Direct access may not be the complete answer for this issue, nor the impending emergence of independent roadshow providers, as ongoing research coverage and investor dialogue remains key for a stable shareholder base.
Digital media is also adding a new dimension, but not necessarily all positive, as the time commitment to properly write a blog or undertake a thought leadership programme is significant. But what I believe is true for all companies is that ‘content’ remains key: it has to be worthwhile and relevant in order to publish, irrespective of whether the format is 140 characters, a weekly blog or otherwise.

Anna Hartropp, a former in-house IRO who now advises small- and mid-cap companies on their IR strategy at Liberum
Capital comments: “For those small- and mid-cap companies who have no dedicated in-house IR resource, it means companies
are going to have to be more critical of how and where they spend their time. The effects of the change in regulation won’t
happen overnight, nevertheless getting the right advice and having trust in a good corporate access programme will become
ever more essential. Small- and mid-cap companies need to ensure they still receive the same quality roadshows that their largecap counterparts are offered.

The effectiveness of these roadshows will be determined by the accuracy of feedback and will highlight the level of education given to investors prior to meetings – this should ensure that the time
given up by IR or management is valueadding to the ongoing IR and communications programme being run by a company.”

Conclusions
For those considering a role in the FTSE250 and AIM marketplace, there are important distinctions when compared to many of the larger FTSE100 teams. There is often a different feel to the environment, greater access to the C-suite, and certainly much less specialism and more of a hands-on culture. The IRO is expected to be more of a jack of all trades, manage conferences
and IR meetings alone, and often also be involved in financial PR and CSR, which will suit some people much more than others.

At the same time, the key requirements and role of an IRO are consistent, no matter what the size of company, stock market
listing or location. The IRO needs to be able to tell the corporate story both in written and verbal forms; to be a trusted channel
for the analyst and investor community; and to manage the IR calendar. The size of the IR team will determine their capacity to
do all of this, and to what degree of perfection! Being clearer about the core priorities, knowing how much one can ask for assistance from advisers, and being selective in the travel programme all become more important when resources
are limited.

From the IR Society perspective, the education programme is looking to offer more of the toolkit to help support IROs at whatever stage of their career or size of team, and importantly to also give opportunities to build that professional support network. Knowing how others decide their priorities, decide on which conferences to attend, or frequency of updating their  defence manual, can be extremely valuable in sense-checking one’s own plans.
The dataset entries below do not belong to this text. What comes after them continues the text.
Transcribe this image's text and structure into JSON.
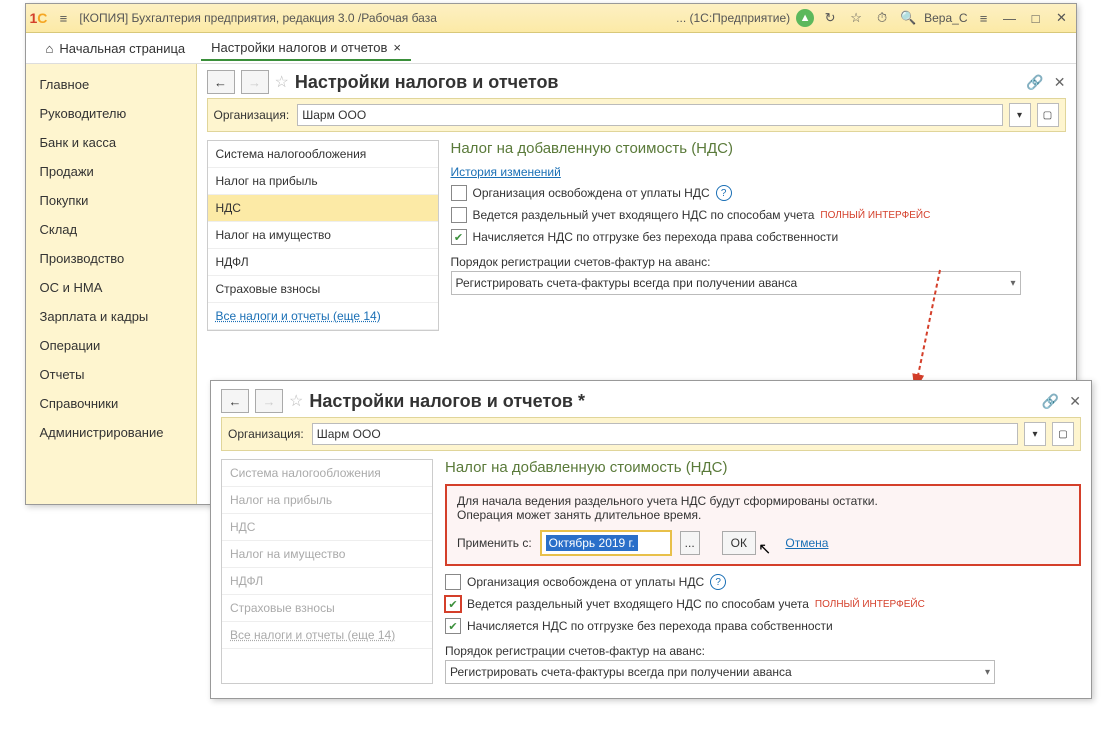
{
  "titlebar": {
    "app_title": "[КОПИЯ] Бухгалтерия предприятия, редакция 3.0 /Рабочая база",
    "suffix": "... (1С:Предприятие)",
    "user": "Вера_С"
  },
  "tabs": {
    "home": "Начальная страница",
    "active": "Настройки налогов и отчетов"
  },
  "sidebar": {
    "items": [
      "Главное",
      "Руководителю",
      "Банк и касса",
      "Продажи",
      "Покупки",
      "Склад",
      "Производство",
      "ОС и НМА",
      "Зарплата и кадры",
      "Операции",
      "Отчеты",
      "Справочники",
      "Администрирование"
    ]
  },
  "page": {
    "title": "Настройки налогов и отчетов",
    "title_modified": "Настройки налогов и отчетов *",
    "org_label": "Организация:",
    "org_value": "Шарм ООО"
  },
  "settings_list": {
    "items": [
      "Система налогообложения",
      "Налог на прибыль",
      "НДС",
      "Налог на имущество",
      "НДФЛ",
      "Страховые взносы"
    ],
    "link": "Все налоги и отчеты (еще 14)"
  },
  "vat": {
    "section_title": "Налог на добавленную стоимость (НДС)",
    "history_link": "История изменений",
    "chk1": "Организация освобождена от уплаты НДС",
    "chk2": "Ведется раздельный учет входящего НДС по способам учета",
    "badge": "ПОЛНЫЙ ИНТЕРФЕЙС",
    "chk3": "Начисляется НДС по отгрузке без перехода права собственности",
    "select_label": "Порядок регистрации счетов-фактур на аванс:",
    "select_value": "Регистрировать счета-фактуры всегда при получении аванса"
  },
  "alert": {
    "line1": "Для начала ведения раздельного учета НДС будут сформированы остатки.",
    "line2": "Операция может занять длительное время.",
    "apply_label": "Применить с:",
    "date": "Октябрь 2019 г.",
    "ok": "ОК",
    "cancel": "Отмена"
  }
}
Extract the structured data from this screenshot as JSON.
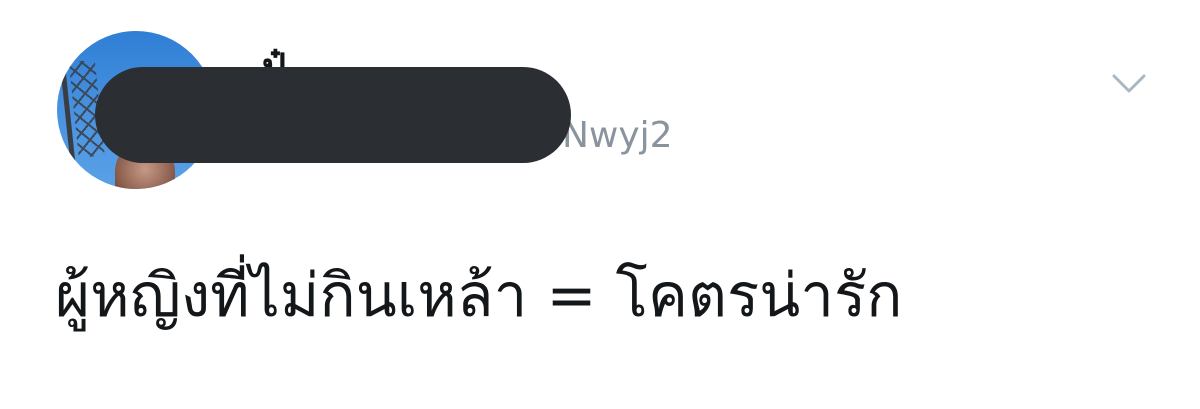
{
  "tweet": {
    "author": {
      "display_name": "ป๋",
      "handle_visible": "Nwyj2"
    },
    "text": "ผู้หญิงที่ไม่กินเหล้า = โคตรน่ารัก",
    "menu_icon": "chevron-down-icon"
  },
  "colors": {
    "text_primary": "#14171a",
    "text_secondary": "#8a949e",
    "redaction": "#2b2e33",
    "chevron": "#aab8c2"
  }
}
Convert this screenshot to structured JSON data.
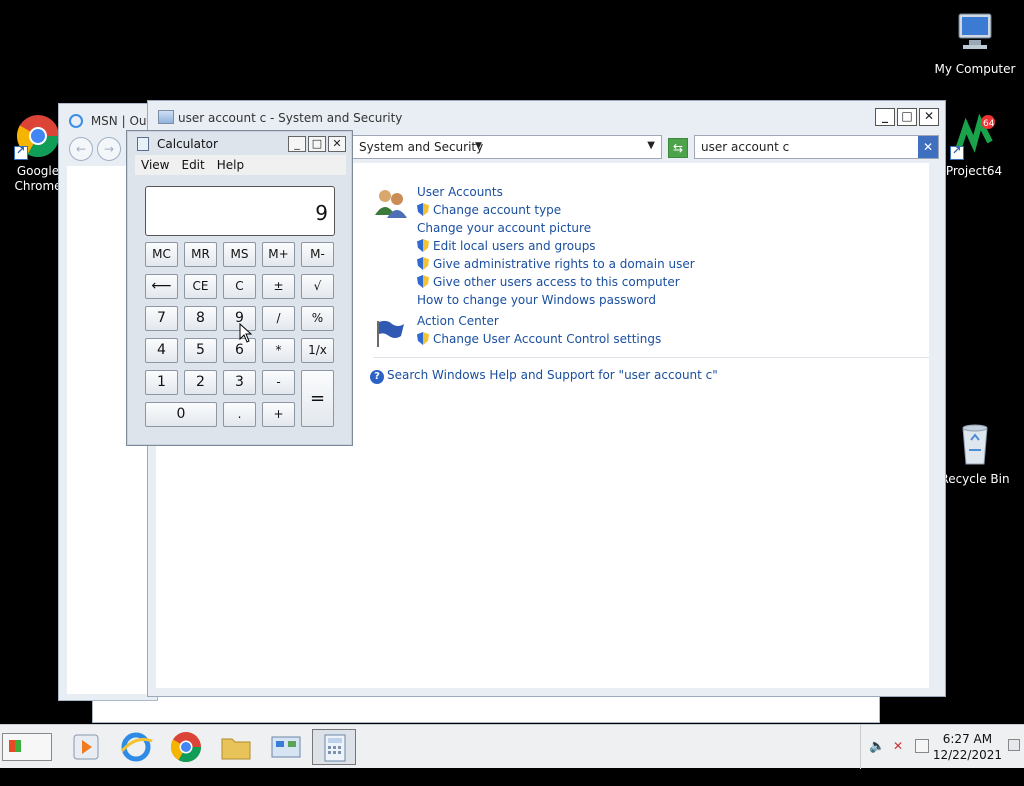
{
  "desktop": {
    "icons": [
      {
        "label": "My Computer"
      },
      {
        "label": "Google Chrome"
      },
      {
        "label": "Project64"
      },
      {
        "label": "Recycle Bin"
      }
    ]
  },
  "msn_window": {
    "title": "MSN | Outl"
  },
  "explorer": {
    "title": "user account c - System and Security",
    "address": "System and Security",
    "search_value": "user account c",
    "results": {
      "user_accounts": {
        "heading": "User Accounts",
        "links": [
          "Change account type",
          "Change your account picture",
          "Edit local users and groups",
          "Give administrative rights to a domain user",
          "Give other users access to this computer",
          "How to change your Windows password"
        ]
      },
      "action_center": {
        "heading": "Action Center",
        "links": [
          "Change User Account Control settings"
        ]
      },
      "help_link": "Search Windows Help and Support for \"user account c\""
    }
  },
  "calculator": {
    "title": "Calculator",
    "menu": [
      "View",
      "Edit",
      "Help"
    ],
    "display": "9",
    "keys": {
      "mc": "MC",
      "mr": "MR",
      "ms": "MS",
      "mplus": "M+",
      "mminus": "M-",
      "back": "⟵",
      "ce": "CE",
      "c": "C",
      "pm": "±",
      "sqrt": "√",
      "n7": "7",
      "n8": "8",
      "n9": "9",
      "div": "/",
      "pct": "%",
      "n4": "4",
      "n5": "5",
      "n6": "6",
      "mul": "*",
      "recip": "1/x",
      "n1": "1",
      "n2": "2",
      "n3": "3",
      "sub": "-",
      "eq": "=",
      "n0": "0",
      "dot": ".",
      "add": "+"
    }
  },
  "taskbar": {
    "start_label": "Start",
    "time": "6:27 AM",
    "date": "12/22/2021"
  }
}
Finally, an education programme only really works well with the support and participation of the membership. We can therefore take great heart from the fact that in the most recent membership survey, around 15% of IR society members indicated they would even be interested in presenting on one of the courses. The challenge now is to make that happen.